- [Exercise material]
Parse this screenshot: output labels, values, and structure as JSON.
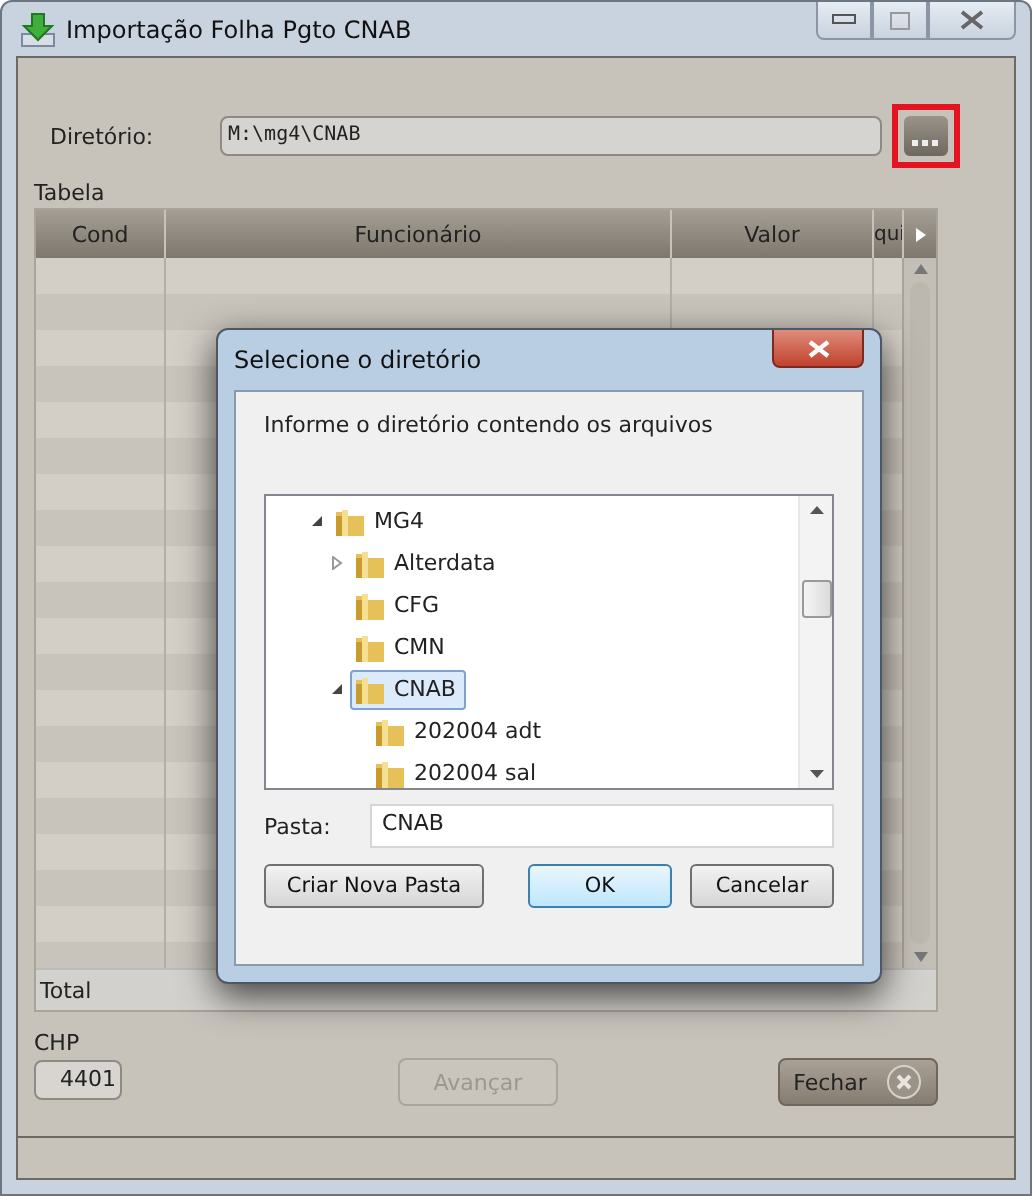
{
  "window": {
    "title": "Importação Folha Pgto CNAB"
  },
  "directory": {
    "label": "Diretório:",
    "value": "M:\\mg4\\CNAB",
    "browse_highlighted": true
  },
  "table": {
    "label": "Tabela",
    "columns": [
      "Cond",
      "Funcionário",
      "Valor",
      "qui"
    ],
    "total_label": "Total"
  },
  "chp": {
    "label": "CHP",
    "value": "4401"
  },
  "buttons": [
    {
      "label": "Avançar",
      "disabled": true,
      "kind": "next"
    },
    {
      "label": "Fechar",
      "disabled": false,
      "kind": "close"
    }
  ],
  "dialog": {
    "title": "Selecione o diretório",
    "prompt": "Informe o diretório contendo os arquivos",
    "tree": [
      {
        "label": "MG4",
        "expanded": true,
        "selected": false,
        "children": [
          {
            "label": "Alterdata",
            "expanded": false,
            "selected": false
          },
          {
            "label": "CFG",
            "selected": false
          },
          {
            "label": "CMN",
            "selected": false
          },
          {
            "label": "CNAB",
            "expanded": true,
            "selected": true,
            "children": [
              {
                "label": "202004 adt",
                "selected": false
              },
              {
                "label": "202004 sal",
                "selected": false
              }
            ]
          }
        ]
      }
    ],
    "folder_label": "Pasta:",
    "folder_value": "CNAB",
    "buttons": [
      {
        "label": "Criar Nova Pasta",
        "default": false
      },
      {
        "label": "OK",
        "default": true
      },
      {
        "label": "Cancelar",
        "default": false
      }
    ]
  }
}
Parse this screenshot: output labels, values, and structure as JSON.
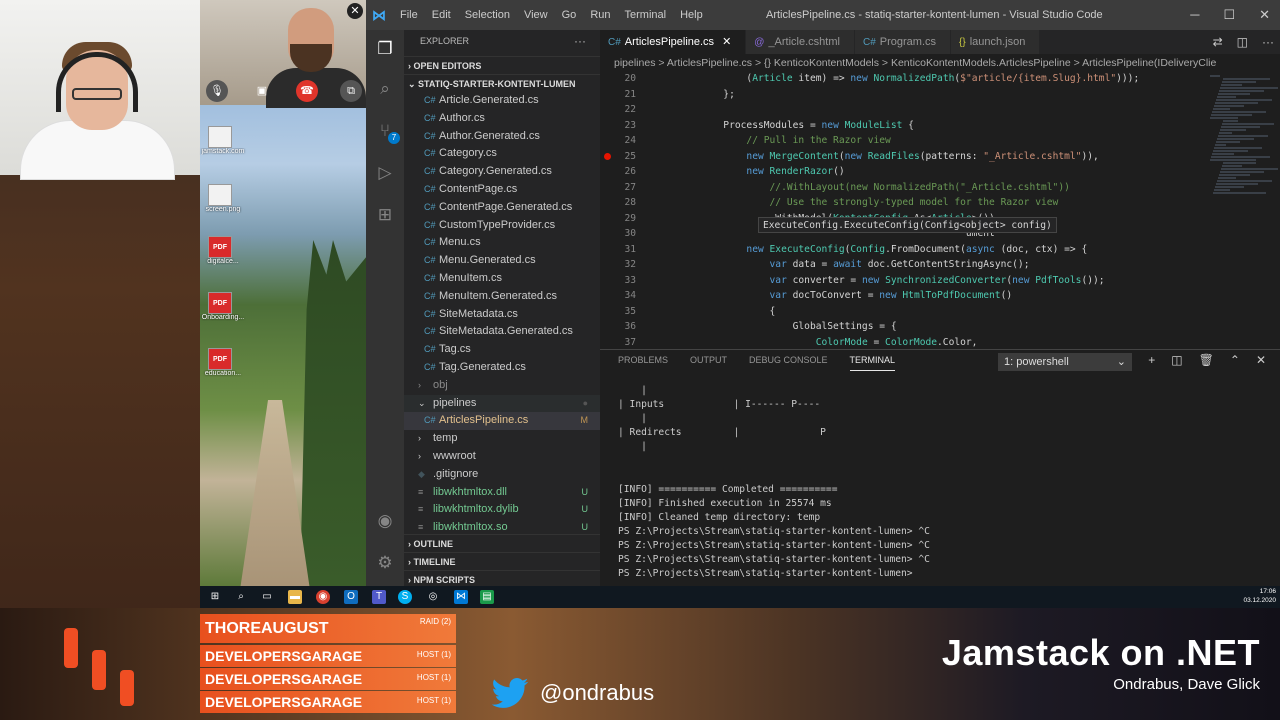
{
  "vscode": {
    "menu": [
      "File",
      "Edit",
      "Selection",
      "View",
      "Go",
      "Run",
      "Terminal",
      "Help"
    ],
    "window_title": "ArticlesPipeline.cs - statiq-starter-kontent-lumen - Visual Studio Code",
    "explorer_label": "EXPLORER",
    "open_editors_label": "OPEN EDITORS",
    "project_label": "STATIQ-STARTER-KONTENT-LUMEN",
    "tree": [
      {
        "label": "Article.Generated.cs",
        "type": "cs"
      },
      {
        "label": "Author.cs",
        "type": "cs"
      },
      {
        "label": "Author.Generated.cs",
        "type": "cs"
      },
      {
        "label": "Category.cs",
        "type": "cs"
      },
      {
        "label": "Category.Generated.cs",
        "type": "cs"
      },
      {
        "label": "ContentPage.cs",
        "type": "cs"
      },
      {
        "label": "ContentPage.Generated.cs",
        "type": "cs"
      },
      {
        "label": "CustomTypeProvider.cs",
        "type": "cs"
      },
      {
        "label": "Menu.cs",
        "type": "cs"
      },
      {
        "label": "Menu.Generated.cs",
        "type": "cs"
      },
      {
        "label": "MenuItem.cs",
        "type": "cs"
      },
      {
        "label": "MenuItem.Generated.cs",
        "type": "cs"
      },
      {
        "label": "SiteMetadata.cs",
        "type": "cs"
      },
      {
        "label": "SiteMetadata.Generated.cs",
        "type": "cs"
      },
      {
        "label": "Tag.cs",
        "type": "cs"
      },
      {
        "label": "Tag.Generated.cs",
        "type": "cs"
      },
      {
        "label": "obj",
        "type": "folder"
      },
      {
        "label": "pipelines",
        "type": "folder-open"
      },
      {
        "label": "ArticlesPipeline.cs",
        "type": "cs",
        "mark": "M"
      },
      {
        "label": "temp",
        "type": "folder"
      },
      {
        "label": "wwwroot",
        "type": "folder"
      },
      {
        "label": ".gitignore",
        "type": "file"
      },
      {
        "label": "libwkhtmltox.dll",
        "type": "lib",
        "mark": "U"
      },
      {
        "label": "libwkhtmltox.dylib",
        "type": "lib",
        "mark": "U"
      },
      {
        "label": "libwkhtmltox.so",
        "type": "lib",
        "mark": "U"
      }
    ],
    "sections": [
      "OUTLINE",
      "TIMELINE",
      "NPM SCRIPTS"
    ],
    "tabs": [
      {
        "label": "ArticlesPipeline.cs",
        "active": true
      },
      {
        "label": "_Article.cshtml",
        "active": false
      },
      {
        "label": "Program.cs",
        "active": false
      },
      {
        "label": "launch.json",
        "active": false
      }
    ],
    "breadcrumb": "pipelines  >  ArticlesPipeline.cs  >  {} KenticoKontentModels  >  KenticoKontentModels.ArticlesPipeline  >  ArticlesPipeline(IDeliveryClie",
    "code_lines": [
      {
        "n": "20",
        "text": "                (Article item) => new NormalizedPath($\"article/{item.Slug}.html\")));"
      },
      {
        "n": "21",
        "text": "            };"
      },
      {
        "n": "22",
        "text": ""
      },
      {
        "n": "23",
        "text": "            ProcessModules = new ModuleList {"
      },
      {
        "n": "24",
        "text": "                // Pull in the Razor view"
      },
      {
        "n": "25",
        "text": "                new MergeContent(new ReadFiles(patterns: \"_Article.cshtml\")),"
      },
      {
        "n": "26",
        "text": "                new RenderRazor()"
      },
      {
        "n": "27",
        "text": "                    //.WithLayout(new NormalizedPath(\"_Article.cshtml\"))"
      },
      {
        "n": "28",
        "text": "                    // Use the strongly-typed model for the Razor view"
      },
      {
        "n": "29",
        "text": "                    .WithModel(KontentConfig.As<Article>()),"
      },
      {
        "n": "30",
        "text": "                                                      ument"
      },
      {
        "n": "31",
        "text": "                new ExecuteConfig(Config.FromDocument(async (doc, ctx) => {"
      },
      {
        "n": "32",
        "text": "                    var data = await doc.GetContentStringAsync();"
      },
      {
        "n": "33",
        "text": "                    var converter = new SynchronizedConverter(new PdfTools());"
      },
      {
        "n": "34",
        "text": "                    var docToConvert = new HtmlToPdfDocument()"
      },
      {
        "n": "35",
        "text": "                    {"
      },
      {
        "n": "36",
        "text": "                        GlobalSettings = {"
      },
      {
        "n": "37",
        "text": "                            ColorMode = ColorMode.Color,"
      }
    ],
    "hover_tip": "ExecuteConfig.ExecuteConfig(Config<object> config)",
    "panel_tabs": [
      "PROBLEMS",
      "OUTPUT",
      "DEBUG CONSOLE",
      "TERMINAL"
    ],
    "terminal_select": "1: powershell",
    "terminal_lines": [
      "    |",
      "| Inputs            | I------ P----",
      "    |",
      "| Redirects         |              P",
      "    |",
      "",
      "",
      "[INFO] ========== Completed ==========",
      "[INFO] Finished execution in 25574 ms",
      "[INFO] Cleaned temp directory: temp",
      "PS Z:\\Projects\\Stream\\statiq-starter-kontent-lumen> ^C",
      "PS Z:\\Projects\\Stream\\statiq-starter-kontent-lumen> ^C",
      "PS Z:\\Projects\\Stream\\statiq-starter-kontent-lumen> ^C",
      "PS Z:\\Projects\\Stream\\statiq-starter-kontent-lumen> "
    ]
  },
  "desktop_icons": [
    {
      "label": "jamstack.com",
      "kind": "png"
    },
    {
      "label": "screen.png",
      "kind": "png"
    },
    {
      "label": "digitalce...",
      "kind": "pdf"
    },
    {
      "label": "Onboarding...",
      "kind": "pdf"
    },
    {
      "label": "education...",
      "kind": "pdf"
    }
  ],
  "clock": {
    "time": "17:06",
    "date": "03.12.2020"
  },
  "overlay": {
    "participants": [
      {
        "name": "THOREAUGUST",
        "role": "RAID (2)"
      },
      {
        "name": "DEVELOPERSGARAGE",
        "role": "HOST (1)"
      },
      {
        "name": "DEVELOPERSGARAGE",
        "role": "HOST (1)"
      },
      {
        "name": "DEVELOPERSGARAGE",
        "role": "HOST (1)"
      }
    ],
    "twitter_handle": "@ondrabus",
    "show_title": "Jamstack on .NET",
    "show_subtitle": "Ondrabus, Dave Glick"
  },
  "colors": {
    "brand": "#f04e23",
    "vscode_accent": "#007acc",
    "twitter": "#1da1f2"
  }
}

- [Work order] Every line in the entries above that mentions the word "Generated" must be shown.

- [Answer area]
        "label": "Article.Generated.cs",
        "label": "Author.Generated.cs",
        "label": "Category.Generated.cs",
        "label": "ContentPage.Generated.cs",
        "label": "Menu.Generated.cs",
        "label": "MenuItem.Generated.cs",
        "label": "SiteMetadata.Generated.cs",
        "label": "Tag.Generated.cs",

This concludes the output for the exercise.